This week we tackle two chapters in Steve Tendon and Daniel Doiron’s  Tame your Work Flow. Chapters ten and eleven put our understanding of workflow and process-flow into action in more complex environments. I have been dealing with pests all week; a swarm of yellow jackets made my garden their home. It is a complex and potentially painful situation, but not nearly as difficult as dealing with the common organizational failings. Chapter 9 introduced the concept of dealing with the chaos that can be found in most organizations using the acronym PEST, which stands for scenarios that have:  (more…)

Book cover: Tame your Work Flow

Tame your Work Flow

Self-knowledge is valuable to keep yourself reigned in, I really think Little’s Law is important. This week I needed to make sure I did not go overboard in discussing the ramifications of the theorem (I will include links at the end of this week’s re-read for those who want to go into depth). Chapter 3 of Tame your Work Flow is incredibly important for understanding the overall book. In your re-read spend the time needed understanding how the themes noted in the chapter title Flow Efficiency, Little’s Law and Economic Impact inter-relate. (more…)

Book cover: Tame your Work Flow

Tame your Work Flow

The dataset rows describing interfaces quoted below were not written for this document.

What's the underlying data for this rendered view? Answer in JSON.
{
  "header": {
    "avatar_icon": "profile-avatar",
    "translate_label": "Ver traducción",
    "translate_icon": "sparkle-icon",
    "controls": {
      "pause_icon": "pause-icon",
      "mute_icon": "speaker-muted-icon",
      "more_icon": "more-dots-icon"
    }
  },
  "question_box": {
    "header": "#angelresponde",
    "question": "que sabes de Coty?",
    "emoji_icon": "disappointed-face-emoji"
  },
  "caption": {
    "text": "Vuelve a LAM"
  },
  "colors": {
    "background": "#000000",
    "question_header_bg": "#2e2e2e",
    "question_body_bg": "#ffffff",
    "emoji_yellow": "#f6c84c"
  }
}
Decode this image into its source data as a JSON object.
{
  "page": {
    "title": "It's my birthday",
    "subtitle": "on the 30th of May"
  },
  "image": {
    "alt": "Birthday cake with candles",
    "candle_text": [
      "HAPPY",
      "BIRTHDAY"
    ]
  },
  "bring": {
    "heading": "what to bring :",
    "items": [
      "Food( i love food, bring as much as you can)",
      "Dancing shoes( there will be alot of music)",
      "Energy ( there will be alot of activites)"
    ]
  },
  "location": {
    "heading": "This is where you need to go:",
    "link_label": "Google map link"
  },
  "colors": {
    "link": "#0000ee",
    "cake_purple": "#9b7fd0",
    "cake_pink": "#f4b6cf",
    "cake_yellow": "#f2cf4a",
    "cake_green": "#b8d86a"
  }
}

Re-read Saturday, Tame you Work Flow Week 3:  Chapter 2—Postpone Commitment and Limit Work in Process

Today we tackle Chapter 2 in our re-read of Tame your Work Flow by Steve Tendon and Daniel Doiron. The chapter is titled Postpone Commitment and Limit Work in Process. Last we mentioned multitasking, this week we make a full assault on the topic. (more…)

Book cover: Tame your Work Flow

Tame your Work Flow

Today we tackle Chapter 1 in our re-read of Tame your Work Flow by Steve Tendon and Daniel Doiron. Chapter 1 lays out the four flows which the book explores in detail and begins a deep dive into the power of mental models. The Chapter also touches on one of the great evils of modern times — multitasking (I say that with no attempt at hyperbole).   (more…)